Top of Data for review
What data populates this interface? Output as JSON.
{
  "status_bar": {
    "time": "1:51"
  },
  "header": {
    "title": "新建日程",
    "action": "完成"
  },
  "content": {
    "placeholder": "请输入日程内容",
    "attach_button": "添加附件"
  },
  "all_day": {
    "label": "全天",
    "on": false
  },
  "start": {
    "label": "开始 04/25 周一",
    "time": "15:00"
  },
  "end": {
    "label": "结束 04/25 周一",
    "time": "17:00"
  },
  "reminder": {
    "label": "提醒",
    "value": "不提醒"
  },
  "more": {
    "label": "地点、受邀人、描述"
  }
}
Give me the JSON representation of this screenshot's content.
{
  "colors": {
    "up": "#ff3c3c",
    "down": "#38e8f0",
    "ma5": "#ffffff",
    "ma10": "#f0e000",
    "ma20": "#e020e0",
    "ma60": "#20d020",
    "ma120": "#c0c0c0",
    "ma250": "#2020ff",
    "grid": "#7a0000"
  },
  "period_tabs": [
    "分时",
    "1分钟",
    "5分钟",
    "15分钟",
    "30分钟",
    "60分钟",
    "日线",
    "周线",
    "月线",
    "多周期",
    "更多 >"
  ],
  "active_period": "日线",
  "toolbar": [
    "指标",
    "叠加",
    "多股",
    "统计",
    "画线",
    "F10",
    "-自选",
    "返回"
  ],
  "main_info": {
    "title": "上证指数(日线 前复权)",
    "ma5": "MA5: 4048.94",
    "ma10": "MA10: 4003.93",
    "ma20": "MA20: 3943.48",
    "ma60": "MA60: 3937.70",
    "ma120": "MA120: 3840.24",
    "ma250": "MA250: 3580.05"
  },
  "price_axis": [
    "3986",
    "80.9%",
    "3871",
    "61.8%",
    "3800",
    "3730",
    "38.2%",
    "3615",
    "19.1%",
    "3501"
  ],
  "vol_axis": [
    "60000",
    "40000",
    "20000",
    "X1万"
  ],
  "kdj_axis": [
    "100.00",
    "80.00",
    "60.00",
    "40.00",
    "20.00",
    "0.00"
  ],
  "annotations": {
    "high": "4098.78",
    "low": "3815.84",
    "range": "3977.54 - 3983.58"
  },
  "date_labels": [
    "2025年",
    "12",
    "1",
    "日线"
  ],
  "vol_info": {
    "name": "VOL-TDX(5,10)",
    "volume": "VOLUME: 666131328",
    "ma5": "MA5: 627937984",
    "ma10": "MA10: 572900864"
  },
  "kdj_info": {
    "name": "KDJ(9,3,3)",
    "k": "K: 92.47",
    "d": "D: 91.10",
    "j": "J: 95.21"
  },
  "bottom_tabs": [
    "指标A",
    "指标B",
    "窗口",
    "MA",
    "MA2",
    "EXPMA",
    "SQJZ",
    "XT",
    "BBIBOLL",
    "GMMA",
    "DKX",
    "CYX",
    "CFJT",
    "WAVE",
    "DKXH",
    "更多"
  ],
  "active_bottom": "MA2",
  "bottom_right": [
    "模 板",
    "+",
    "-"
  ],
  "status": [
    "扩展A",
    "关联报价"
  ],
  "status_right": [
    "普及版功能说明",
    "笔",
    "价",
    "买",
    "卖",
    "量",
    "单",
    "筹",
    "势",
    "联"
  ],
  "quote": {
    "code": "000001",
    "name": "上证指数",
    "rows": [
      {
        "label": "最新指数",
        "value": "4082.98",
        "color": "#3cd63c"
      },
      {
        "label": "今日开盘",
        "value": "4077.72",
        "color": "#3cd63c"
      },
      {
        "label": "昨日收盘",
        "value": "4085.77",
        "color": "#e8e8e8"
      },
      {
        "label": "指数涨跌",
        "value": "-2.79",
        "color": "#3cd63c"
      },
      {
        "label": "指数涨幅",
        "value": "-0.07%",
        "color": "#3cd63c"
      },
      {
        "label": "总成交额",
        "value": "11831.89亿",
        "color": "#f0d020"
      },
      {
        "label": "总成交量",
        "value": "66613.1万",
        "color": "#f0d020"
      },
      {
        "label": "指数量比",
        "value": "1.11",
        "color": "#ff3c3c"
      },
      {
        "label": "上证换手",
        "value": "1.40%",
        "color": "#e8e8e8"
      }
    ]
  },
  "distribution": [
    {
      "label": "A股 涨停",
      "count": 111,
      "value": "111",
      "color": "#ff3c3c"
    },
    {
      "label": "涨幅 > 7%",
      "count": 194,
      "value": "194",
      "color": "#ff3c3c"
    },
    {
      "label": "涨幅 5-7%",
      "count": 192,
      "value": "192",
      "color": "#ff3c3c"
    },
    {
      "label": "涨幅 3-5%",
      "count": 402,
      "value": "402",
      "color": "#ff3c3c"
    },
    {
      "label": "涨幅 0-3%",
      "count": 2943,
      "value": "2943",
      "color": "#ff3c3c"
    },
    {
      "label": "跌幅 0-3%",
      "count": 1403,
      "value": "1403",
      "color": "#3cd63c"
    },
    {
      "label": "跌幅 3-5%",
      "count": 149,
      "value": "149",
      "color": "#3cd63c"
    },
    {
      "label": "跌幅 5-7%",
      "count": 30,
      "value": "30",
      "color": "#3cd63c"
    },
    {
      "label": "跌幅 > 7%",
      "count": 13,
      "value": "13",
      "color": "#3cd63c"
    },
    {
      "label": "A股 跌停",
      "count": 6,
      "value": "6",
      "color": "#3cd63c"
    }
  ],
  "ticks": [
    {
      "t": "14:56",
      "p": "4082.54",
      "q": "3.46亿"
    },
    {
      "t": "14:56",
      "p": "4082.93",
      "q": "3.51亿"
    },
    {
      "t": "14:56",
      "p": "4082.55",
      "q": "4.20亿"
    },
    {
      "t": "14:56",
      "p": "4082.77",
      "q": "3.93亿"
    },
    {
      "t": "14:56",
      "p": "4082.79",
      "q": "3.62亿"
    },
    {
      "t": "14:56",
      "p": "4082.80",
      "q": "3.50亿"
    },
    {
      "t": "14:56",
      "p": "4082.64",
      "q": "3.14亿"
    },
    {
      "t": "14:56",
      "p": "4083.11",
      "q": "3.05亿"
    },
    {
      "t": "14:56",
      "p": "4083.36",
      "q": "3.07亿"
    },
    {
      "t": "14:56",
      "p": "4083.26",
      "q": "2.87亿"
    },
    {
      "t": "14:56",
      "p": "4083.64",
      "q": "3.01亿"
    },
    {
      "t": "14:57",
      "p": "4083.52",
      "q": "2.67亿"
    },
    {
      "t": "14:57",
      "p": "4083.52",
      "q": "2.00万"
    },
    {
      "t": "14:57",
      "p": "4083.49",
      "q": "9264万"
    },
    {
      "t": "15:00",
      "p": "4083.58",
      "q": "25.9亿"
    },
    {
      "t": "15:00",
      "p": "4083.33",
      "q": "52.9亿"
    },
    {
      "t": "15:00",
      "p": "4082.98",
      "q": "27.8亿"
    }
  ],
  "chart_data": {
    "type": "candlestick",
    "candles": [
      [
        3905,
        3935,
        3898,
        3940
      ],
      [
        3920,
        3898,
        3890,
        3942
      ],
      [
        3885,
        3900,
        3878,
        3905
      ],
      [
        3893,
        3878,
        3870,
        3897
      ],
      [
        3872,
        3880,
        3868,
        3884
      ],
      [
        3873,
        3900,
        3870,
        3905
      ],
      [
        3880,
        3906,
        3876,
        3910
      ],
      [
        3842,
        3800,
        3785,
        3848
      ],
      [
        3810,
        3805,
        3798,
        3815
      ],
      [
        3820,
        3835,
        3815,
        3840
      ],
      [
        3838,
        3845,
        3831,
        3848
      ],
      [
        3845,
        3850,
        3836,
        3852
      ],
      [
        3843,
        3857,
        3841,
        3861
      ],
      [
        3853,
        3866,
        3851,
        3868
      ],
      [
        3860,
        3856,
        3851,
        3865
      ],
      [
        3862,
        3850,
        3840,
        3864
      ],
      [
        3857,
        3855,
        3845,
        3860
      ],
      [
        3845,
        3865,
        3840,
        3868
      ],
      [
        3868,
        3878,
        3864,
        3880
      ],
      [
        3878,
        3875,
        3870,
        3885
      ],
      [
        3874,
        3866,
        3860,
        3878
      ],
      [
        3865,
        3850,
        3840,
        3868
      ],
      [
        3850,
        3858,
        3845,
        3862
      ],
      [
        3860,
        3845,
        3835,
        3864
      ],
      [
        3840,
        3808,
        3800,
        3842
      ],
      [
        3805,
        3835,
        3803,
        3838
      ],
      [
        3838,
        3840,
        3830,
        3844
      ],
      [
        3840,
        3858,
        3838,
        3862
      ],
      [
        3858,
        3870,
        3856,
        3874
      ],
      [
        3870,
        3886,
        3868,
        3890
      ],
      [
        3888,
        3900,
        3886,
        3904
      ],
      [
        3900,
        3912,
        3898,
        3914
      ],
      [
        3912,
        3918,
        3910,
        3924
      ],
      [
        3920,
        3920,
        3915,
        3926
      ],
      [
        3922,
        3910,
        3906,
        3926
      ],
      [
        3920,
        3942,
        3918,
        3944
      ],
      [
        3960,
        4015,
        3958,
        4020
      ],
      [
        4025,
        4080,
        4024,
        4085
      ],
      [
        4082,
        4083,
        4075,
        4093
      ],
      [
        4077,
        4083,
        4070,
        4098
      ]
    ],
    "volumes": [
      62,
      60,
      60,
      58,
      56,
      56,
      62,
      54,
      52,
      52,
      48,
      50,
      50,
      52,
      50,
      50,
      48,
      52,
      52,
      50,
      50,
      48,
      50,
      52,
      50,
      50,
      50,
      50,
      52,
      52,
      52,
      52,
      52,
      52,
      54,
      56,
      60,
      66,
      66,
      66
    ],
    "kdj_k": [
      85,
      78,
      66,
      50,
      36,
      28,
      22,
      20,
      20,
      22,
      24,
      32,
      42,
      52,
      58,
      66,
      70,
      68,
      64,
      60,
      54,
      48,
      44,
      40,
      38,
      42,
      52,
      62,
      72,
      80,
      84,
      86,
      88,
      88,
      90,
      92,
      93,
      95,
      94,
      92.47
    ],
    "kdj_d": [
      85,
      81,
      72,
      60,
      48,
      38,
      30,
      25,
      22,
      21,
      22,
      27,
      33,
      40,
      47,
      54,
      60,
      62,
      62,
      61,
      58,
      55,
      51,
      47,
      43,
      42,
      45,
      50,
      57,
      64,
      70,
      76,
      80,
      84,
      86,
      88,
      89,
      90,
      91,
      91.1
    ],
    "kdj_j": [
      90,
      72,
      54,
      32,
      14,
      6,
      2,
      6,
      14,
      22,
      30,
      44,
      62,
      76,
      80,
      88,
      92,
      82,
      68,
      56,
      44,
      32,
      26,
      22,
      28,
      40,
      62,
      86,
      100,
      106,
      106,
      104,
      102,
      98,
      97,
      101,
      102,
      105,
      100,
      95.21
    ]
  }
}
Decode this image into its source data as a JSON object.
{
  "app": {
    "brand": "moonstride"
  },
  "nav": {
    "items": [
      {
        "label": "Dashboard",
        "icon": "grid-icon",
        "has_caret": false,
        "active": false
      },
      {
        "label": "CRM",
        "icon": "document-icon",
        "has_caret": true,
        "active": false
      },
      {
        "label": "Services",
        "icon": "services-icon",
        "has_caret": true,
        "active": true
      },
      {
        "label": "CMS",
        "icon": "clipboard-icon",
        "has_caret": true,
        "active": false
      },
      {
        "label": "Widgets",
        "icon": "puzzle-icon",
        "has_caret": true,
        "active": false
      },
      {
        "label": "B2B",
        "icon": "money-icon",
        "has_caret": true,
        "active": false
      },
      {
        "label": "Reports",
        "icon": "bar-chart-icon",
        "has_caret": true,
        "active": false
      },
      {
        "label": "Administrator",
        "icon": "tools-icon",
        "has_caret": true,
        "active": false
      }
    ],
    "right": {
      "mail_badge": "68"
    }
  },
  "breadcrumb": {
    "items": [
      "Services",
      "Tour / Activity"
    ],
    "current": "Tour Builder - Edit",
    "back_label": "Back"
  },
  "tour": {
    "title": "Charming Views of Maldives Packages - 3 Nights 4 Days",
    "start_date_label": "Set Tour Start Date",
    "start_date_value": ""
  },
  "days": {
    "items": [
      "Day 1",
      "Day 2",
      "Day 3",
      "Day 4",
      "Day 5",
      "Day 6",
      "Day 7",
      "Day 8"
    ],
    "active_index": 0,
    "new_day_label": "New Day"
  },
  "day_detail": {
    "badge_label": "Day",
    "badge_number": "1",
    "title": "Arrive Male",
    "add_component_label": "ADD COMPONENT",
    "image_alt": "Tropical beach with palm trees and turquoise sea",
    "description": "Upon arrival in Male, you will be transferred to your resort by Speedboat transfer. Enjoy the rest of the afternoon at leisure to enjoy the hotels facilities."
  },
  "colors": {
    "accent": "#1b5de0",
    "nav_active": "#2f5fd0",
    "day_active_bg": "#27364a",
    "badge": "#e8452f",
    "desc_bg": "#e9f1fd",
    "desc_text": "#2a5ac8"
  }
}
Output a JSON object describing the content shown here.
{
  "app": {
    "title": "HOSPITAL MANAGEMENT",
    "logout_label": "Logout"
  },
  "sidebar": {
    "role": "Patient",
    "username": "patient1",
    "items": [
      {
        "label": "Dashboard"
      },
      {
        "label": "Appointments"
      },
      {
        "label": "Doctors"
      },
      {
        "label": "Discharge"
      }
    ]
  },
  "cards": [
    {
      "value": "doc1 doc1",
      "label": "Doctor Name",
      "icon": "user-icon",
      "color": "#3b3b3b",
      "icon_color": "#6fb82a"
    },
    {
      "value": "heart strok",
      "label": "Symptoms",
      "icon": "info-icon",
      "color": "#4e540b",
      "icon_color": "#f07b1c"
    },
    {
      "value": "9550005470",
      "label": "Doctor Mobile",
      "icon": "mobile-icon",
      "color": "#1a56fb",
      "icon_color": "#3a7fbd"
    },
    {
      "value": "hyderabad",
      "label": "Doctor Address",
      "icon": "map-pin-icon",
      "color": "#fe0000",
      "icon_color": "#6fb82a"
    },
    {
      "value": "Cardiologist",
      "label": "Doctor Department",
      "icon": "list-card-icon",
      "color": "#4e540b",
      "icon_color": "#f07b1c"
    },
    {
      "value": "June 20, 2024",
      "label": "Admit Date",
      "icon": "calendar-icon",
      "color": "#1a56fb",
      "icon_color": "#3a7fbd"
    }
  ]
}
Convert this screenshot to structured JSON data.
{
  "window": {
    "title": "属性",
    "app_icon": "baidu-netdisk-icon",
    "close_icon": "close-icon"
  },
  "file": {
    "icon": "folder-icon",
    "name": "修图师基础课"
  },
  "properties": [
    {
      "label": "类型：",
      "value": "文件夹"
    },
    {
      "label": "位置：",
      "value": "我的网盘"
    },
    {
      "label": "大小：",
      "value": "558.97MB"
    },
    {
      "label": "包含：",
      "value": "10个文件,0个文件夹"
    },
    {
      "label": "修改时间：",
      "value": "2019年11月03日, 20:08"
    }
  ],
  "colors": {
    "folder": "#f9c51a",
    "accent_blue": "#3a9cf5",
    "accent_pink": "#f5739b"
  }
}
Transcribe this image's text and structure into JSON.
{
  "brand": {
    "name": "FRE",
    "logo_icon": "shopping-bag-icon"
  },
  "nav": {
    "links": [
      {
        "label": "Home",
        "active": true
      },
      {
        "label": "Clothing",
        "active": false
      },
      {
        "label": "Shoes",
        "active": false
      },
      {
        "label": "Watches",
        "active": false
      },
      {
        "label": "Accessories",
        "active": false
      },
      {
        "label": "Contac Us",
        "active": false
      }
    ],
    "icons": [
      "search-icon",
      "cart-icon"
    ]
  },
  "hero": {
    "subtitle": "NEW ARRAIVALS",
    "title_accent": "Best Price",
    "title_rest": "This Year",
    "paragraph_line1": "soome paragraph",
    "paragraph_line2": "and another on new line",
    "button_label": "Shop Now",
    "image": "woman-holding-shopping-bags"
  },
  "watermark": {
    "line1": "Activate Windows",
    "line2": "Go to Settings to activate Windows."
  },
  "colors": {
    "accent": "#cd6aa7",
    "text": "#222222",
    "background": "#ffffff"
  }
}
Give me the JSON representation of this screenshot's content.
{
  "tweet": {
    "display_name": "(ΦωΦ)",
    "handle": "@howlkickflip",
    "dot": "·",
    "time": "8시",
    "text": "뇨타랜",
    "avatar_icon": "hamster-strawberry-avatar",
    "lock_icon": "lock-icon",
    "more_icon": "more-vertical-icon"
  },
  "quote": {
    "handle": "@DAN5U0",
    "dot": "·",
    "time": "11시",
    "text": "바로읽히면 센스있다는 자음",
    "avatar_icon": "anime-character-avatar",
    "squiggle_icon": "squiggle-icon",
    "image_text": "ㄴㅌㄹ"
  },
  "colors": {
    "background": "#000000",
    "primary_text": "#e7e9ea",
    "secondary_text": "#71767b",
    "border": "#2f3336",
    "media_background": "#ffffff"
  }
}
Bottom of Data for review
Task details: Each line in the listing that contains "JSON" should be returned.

Solution to this task:
What data populates this interface? Output as JSON.
Give me the JSON representation of this screenshot's content.
Decode this image into its source data as a JSON object.
Output a JSON object describing the content shown here.
Convert this screenshot to structured JSON data.
Transcribe this image's text and structure into JSON.
Give me the JSON representation of this screenshot's content.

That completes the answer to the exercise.